“I’ve seen videos of people using sign language and hand gestures to talk to animals, so I thought maybe I could do the same,” the Lutheran School for the Deaf student told Young Post through Wong Hin-man, an interpreter and social worker. “I never expected to win.”
Vincent said his favourite animal is the penguin, which is why he went to Ocean Park earlier this month to learn all about what a penguin trainer does day to day, as well as getting a chance to “talk” to them.
Vincent spent an entire morning learning how to care for the three different species of penguin that live at the park, and how to prepare food for the flightless seabirds.
Penguins normally eat fish, and he discovered different kinds of fish are prepared for the king penguins, southern rockhoppers and gentoo penguins.
“Learning how to differentiate the fish, and how I should feed them to the penguins was super interesting,” added Vincent. It isn’t just fish that the birds eat – trainers need to learn how to add supplement pills and vitamin to their diets, too.
Vincent watched as a trainer showed him how to prepare the fish with chopsticks and how to stuff pills into the gills. When it was his turn, he was given a thumbs up from the trainer for getting it right.
“Deaf students concentrate well, and they tend to be very quick learners,” added Kara Chow Pui-wah, Vincent’s head teacher who was with him at the park to help interpret. “He was able to complete the steps even without me translating the steps for him.”
Her interpretations came in handy though, when Vincent wanted to know why the steps were taken, not how – like why penguin parents need two pills, not one (the answer is to supply them with extra nutrients).
Adorable ambassadors from the Animal Discovery Fest at Ocean Park showcases animal kingdoms from around the world
Vincent also learned how to weigh penguins and to check their feet for sores. A penguin’s sole is a vulnerable spot that’s prone to injuries, chiefly because of how much penguins weigh, the trainer explained to Vincent. He was then led, with a bucket full of fish, to the pool in the enclosure to get up close and personal with more than 90 penguins.
“Once you throw the fish, the penguins go straight for it – that was really funny and cute,” he said, recalling the moment he fed them. That was, he added, the best part of his day.
Gestures, much like the sign language Vincent uses in his daily life, are used by trainers to communicate with the penguins. A simple hand gesture, for instance, was all it took for the penguins to hop up on a machine and line up for their foot check.
The trainer told Vincent to clap three times before holding his arm straight, to see what his favourite critters would do. To his delight, the penguins immediately jumped into the water and swam away.
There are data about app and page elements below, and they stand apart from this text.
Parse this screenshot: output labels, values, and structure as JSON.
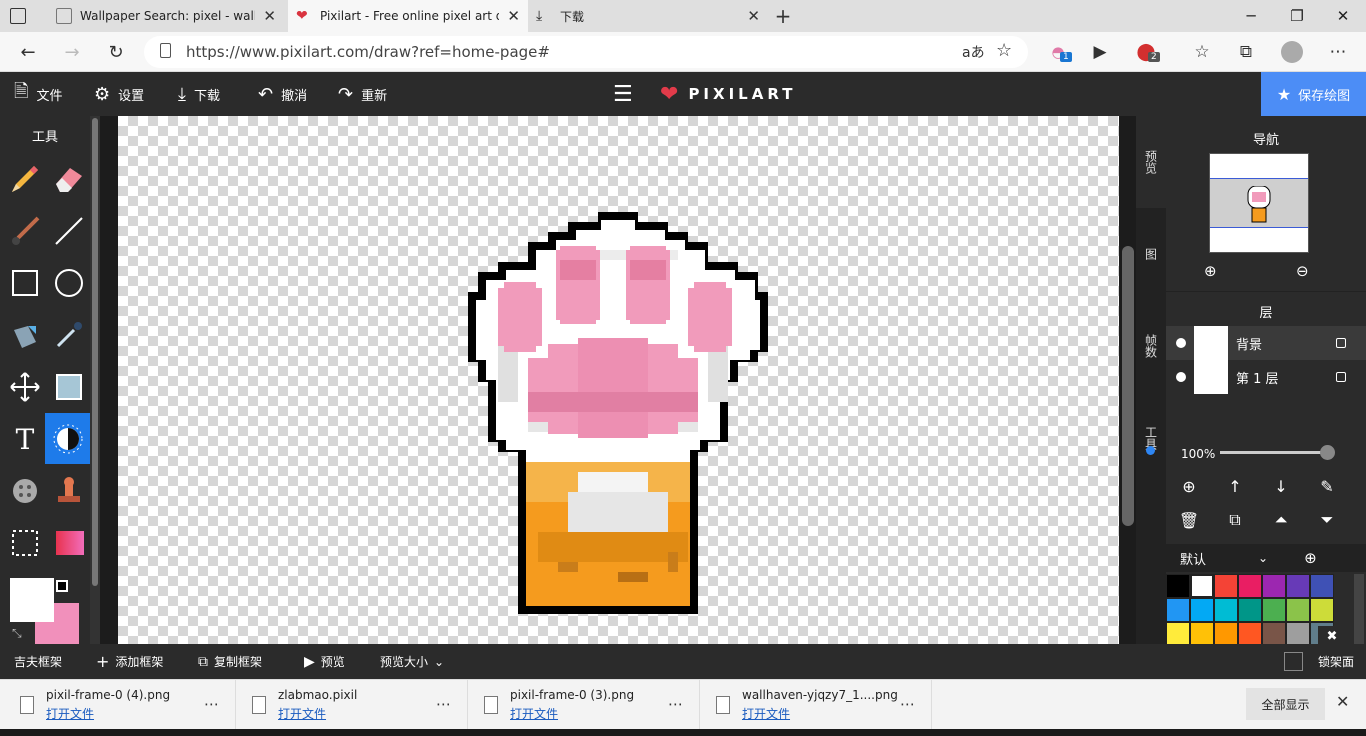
{
  "browser": {
    "tabs": [
      {
        "title": "Wallpaper Search: pixel - wallhav",
        "icon": "wallhaven-icon"
      },
      {
        "title": "Pixilart - Free online pixel art dra",
        "icon": "pixilart-heart-icon"
      },
      {
        "title": "下载",
        "icon": "download-icon"
      }
    ],
    "url": "https://www.pixilart.com/draw?ref=home-page#",
    "ext_badge_1": "1",
    "ext_badge_2": "2"
  },
  "toolbar": {
    "file": "文件",
    "settings": "设置",
    "download": "下载",
    "undo": "撤消",
    "redo": "重新",
    "brand": "PIXILART",
    "save": "保存绘图"
  },
  "tools": {
    "title": "工具",
    "items": [
      "pencil-tool",
      "eraser-tool",
      "brush-tool",
      "line-tool",
      "rectangle-tool",
      "circle-tool",
      "bucket-tool",
      "eyedropper-tool",
      "move-tool",
      "shape-fill-tool",
      "text-tool",
      "lighten-darken-tool",
      "dither-tool",
      "stamp-tool",
      "select-tool",
      "gradient-tool"
    ],
    "primary_color": "#ffffff",
    "secondary_color": "#f190bb"
  },
  "right_tabs": [
    "预览",
    "图",
    "帧数",
    "工具"
  ],
  "navigator": {
    "title": "导航"
  },
  "layers": {
    "title": "层",
    "items": [
      {
        "name": "背景"
      },
      {
        "name": "第 1 层"
      }
    ],
    "opacity": "100%"
  },
  "palette": {
    "name": "默认",
    "colors": [
      "#000000",
      "#ffffff",
      "#f44336",
      "#e91e63",
      "#9c27b0",
      "#673ab7",
      "#3f51b5",
      "#2196f3",
      "#03a9f4",
      "#00bcd4",
      "#009688",
      "#4caf50",
      "#8bc34a",
      "#cddc39",
      "#ffeb3b",
      "#ffc107",
      "#ff9800",
      "#ff5722",
      "#795548",
      "#9e9e9e",
      "#607d8b"
    ]
  },
  "bottom": {
    "frames": "吉夫框架",
    "add_frame": "添加框架",
    "copy_frame": "复制框架",
    "preview": "预览",
    "preview_size": "预览大小",
    "lock_frame": "锁架面"
  },
  "downloads": {
    "items": [
      {
        "name": "pixil-frame-0 (4).png",
        "action": "打开文件"
      },
      {
        "name": "zlabmao.pixil",
        "action": "打开文件"
      },
      {
        "name": "pixil-frame-0 (3).png",
        "action": "打开文件"
      },
      {
        "name": "wallhaven-yjqzy7_1....png",
        "action": "打开文件"
      }
    ],
    "show_all": "全部显示"
  }
}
“I really want to become a real trainer one day,” he smiled.
Chow said although all of Vincent’s classmates at Lutheran School for the Deaf were very jealous that he got to go to Ocean Park, they were very happy for him.
“But what I want is for Vincent to become a role model for them,” she added. “I want this to be proof that their dreams can become a reality, too.”